─── EXCERPTED DATA
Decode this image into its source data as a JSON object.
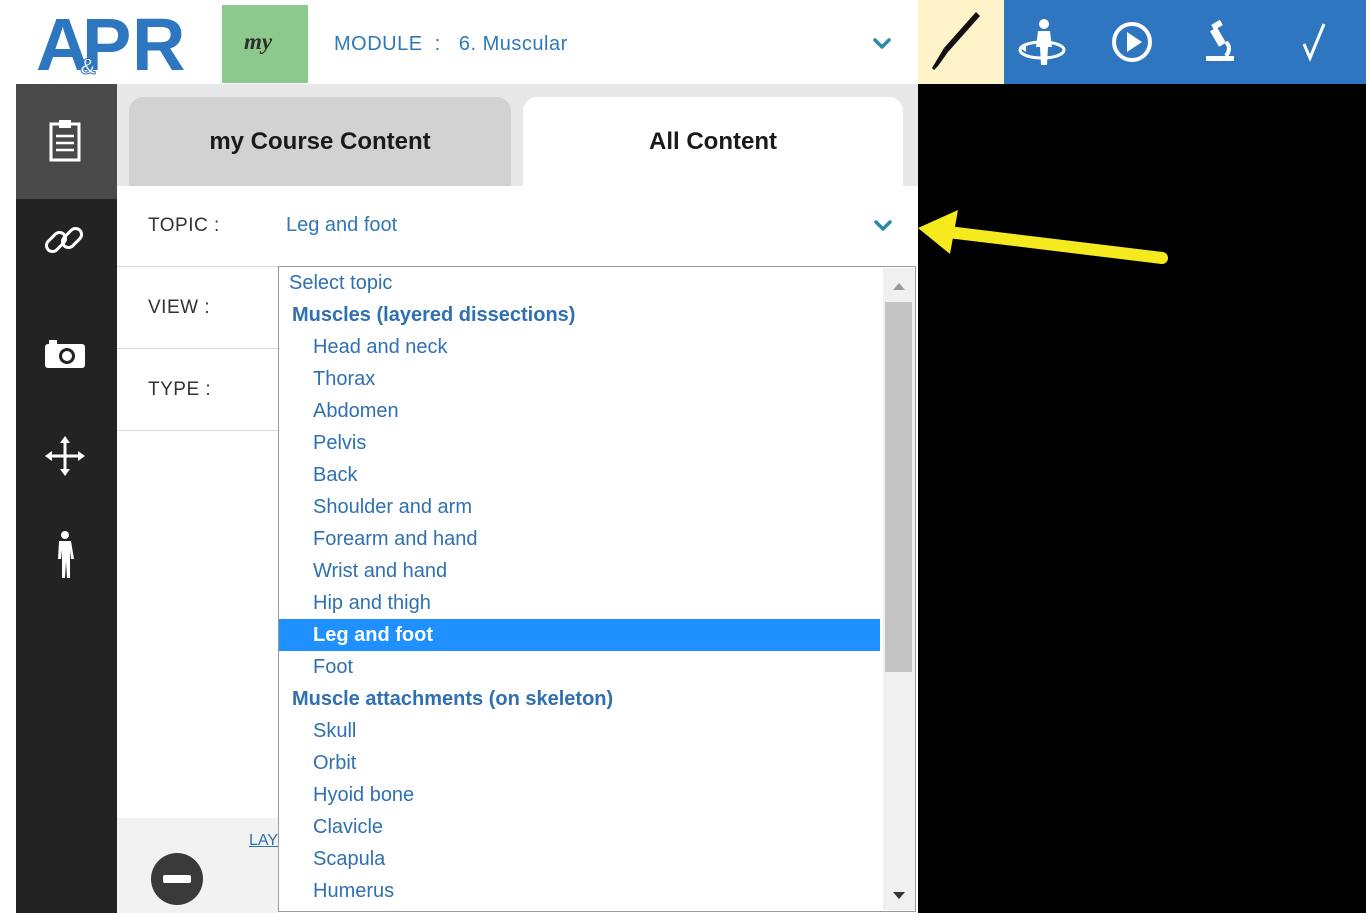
{
  "header": {
    "logo_text": "A&PR",
    "my_label": "my",
    "module_label": "MODULE  :   6. Muscular"
  },
  "tabs": [
    {
      "label": "my Course Content",
      "active": false
    },
    {
      "label": "All Content",
      "active": true
    }
  ],
  "filters": {
    "topic_label": "TOPIC  :",
    "topic_value": "Leg and foot",
    "view_label": "VIEW  :",
    "type_label": "TYPE  :"
  },
  "dropdown": {
    "options": [
      {
        "label": "Select topic",
        "kind": "placeholder"
      },
      {
        "label": "Muscles (layered dissections)",
        "kind": "group"
      },
      {
        "label": "Head and neck",
        "kind": "item"
      },
      {
        "label": "Thorax",
        "kind": "item"
      },
      {
        "label": "Abdomen",
        "kind": "item"
      },
      {
        "label": "Pelvis",
        "kind": "item"
      },
      {
        "label": "Back",
        "kind": "item"
      },
      {
        "label": "Shoulder and arm",
        "kind": "item"
      },
      {
        "label": "Forearm and hand",
        "kind": "item"
      },
      {
        "label": "Wrist and hand",
        "kind": "item"
      },
      {
        "label": "Hip and thigh",
        "kind": "item"
      },
      {
        "label": "Leg and foot",
        "kind": "item",
        "selected": true
      },
      {
        "label": "Foot",
        "kind": "item"
      },
      {
        "label": "Muscle attachments (on skeleton)",
        "kind": "group"
      },
      {
        "label": "Skull",
        "kind": "item"
      },
      {
        "label": "Orbit",
        "kind": "item"
      },
      {
        "label": "Hyoid bone",
        "kind": "item"
      },
      {
        "label": "Clavicle",
        "kind": "item"
      },
      {
        "label": "Scapula",
        "kind": "item"
      },
      {
        "label": "Humerus",
        "kind": "item"
      }
    ]
  },
  "bottom": {
    "layer_label_partial": "LAY"
  },
  "icons": {
    "sidebar": [
      "clipboard-icon",
      "link-icon",
      "camera-icon",
      "move-icon",
      "body-icon"
    ],
    "toolbar": [
      "scalpel-icon",
      "rotate-body-icon",
      "play-icon",
      "microscope-icon",
      "check-icon"
    ]
  },
  "colors": {
    "brand_blue": "#2e76bf",
    "link_blue": "#2f78b8",
    "my_green": "#8cc98d",
    "scalpel_bg": "#fff3c9",
    "selected_bg": "#1e90ff",
    "annotation_arrow": "#f5ea1e"
  }
}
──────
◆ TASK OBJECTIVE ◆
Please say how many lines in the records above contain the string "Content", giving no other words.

◆ RESPONSE TO THIS TASK ◆
2